As a truly expansive art form, the beauty of cinema is its ability to be presented from a variety of perspectives and nationalities. In doing so, we are often given wonderful stories that speak to us on a different level of understanding. Displaying all this and more, Hector Babenco’s last movie, My Hindu Friend, is a film that tackles mortality, fear and most importantly, the journey of learning to once again enjoy life.
The feature follows Diego, an acclaimed director that falls seriously ill and must assess his entire existence as he rediscovers what it means to be alive. Willem Dafoe portrays this deeply interesting individual with a supporting cast that includes Maria Fernanda Cândido, Selton Mello, Guilherme Weber and Rio Adlakha.
At its core, this is a very simple story. It is not a winding tale filled with plot twists and revelations. However, this is the film’s biggest strength as it uses the basic framework to let the character’s flourish. We are immersed within the struggle of Diego’s recovery as we experience the pain that is amplified to all those around him. Taking a road that is initially filled with despair and depression, the end product is one that presents a lesson in what it means to find rejuvenated happiness.
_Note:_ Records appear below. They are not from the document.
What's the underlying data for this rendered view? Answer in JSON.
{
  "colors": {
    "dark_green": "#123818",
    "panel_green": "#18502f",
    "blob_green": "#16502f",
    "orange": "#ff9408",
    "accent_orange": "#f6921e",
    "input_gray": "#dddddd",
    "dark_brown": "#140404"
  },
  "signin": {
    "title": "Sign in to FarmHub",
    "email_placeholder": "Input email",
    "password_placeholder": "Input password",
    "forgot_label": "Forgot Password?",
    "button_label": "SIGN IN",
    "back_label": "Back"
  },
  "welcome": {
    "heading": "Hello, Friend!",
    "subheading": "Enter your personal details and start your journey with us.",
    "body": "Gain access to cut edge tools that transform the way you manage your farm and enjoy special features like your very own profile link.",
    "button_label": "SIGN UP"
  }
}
All this would not be possible without the powerhouse performance from Willem Dafoe.
Presenting a man that many will be able to relate to, Dafoe delivers each scene with a subtlety that shines most when no words are spoken at all. Many audience members will pity him in one moment and question his actions in the next. Thankfully, this is not the cliche character arc that some might expect. In reality, this allows the film to reach an impactful level of quality. Although, it does not mitigate the few flaws that sometimes do affect this viewing.
As a movie from an Argentine-Brazilian writer/director, this is an English tale that sometimes seems a bit hampered by this fact. The dialogue sometimes seems unnatural and there are a few moments that will leave you wondering if Portuguese would have been a safer avenue. There are also times where it seems like some intention has been lost in translation. With a predominantly Brazilian cast, it is often clear that this is not a story created by an English-first filmmaker. However, this is not a huge issue as it must be mentioned once again that the character motivations are what is most important here.
This is a picture that is structured incredibly well and is presented in a way that highlights the many creative talents of Hector Babenco. It is well made in most aspects and must be congratulated for this. With this in mind, a special mention must be made to the cinematography. Mauro Pinheiro Jr. uses every shadow and ray of light to impeccably fill every frame with layered storytelling intention.
With the release of this film, Hector Babenco sadly died soon after. If we look at the contents of this feature, this is likely the most poetic final chapter that could have been imagined. While there are some negatives to be found with the dialogue, the character-first approach that we find here is what makes this such a beautifully emotional tale.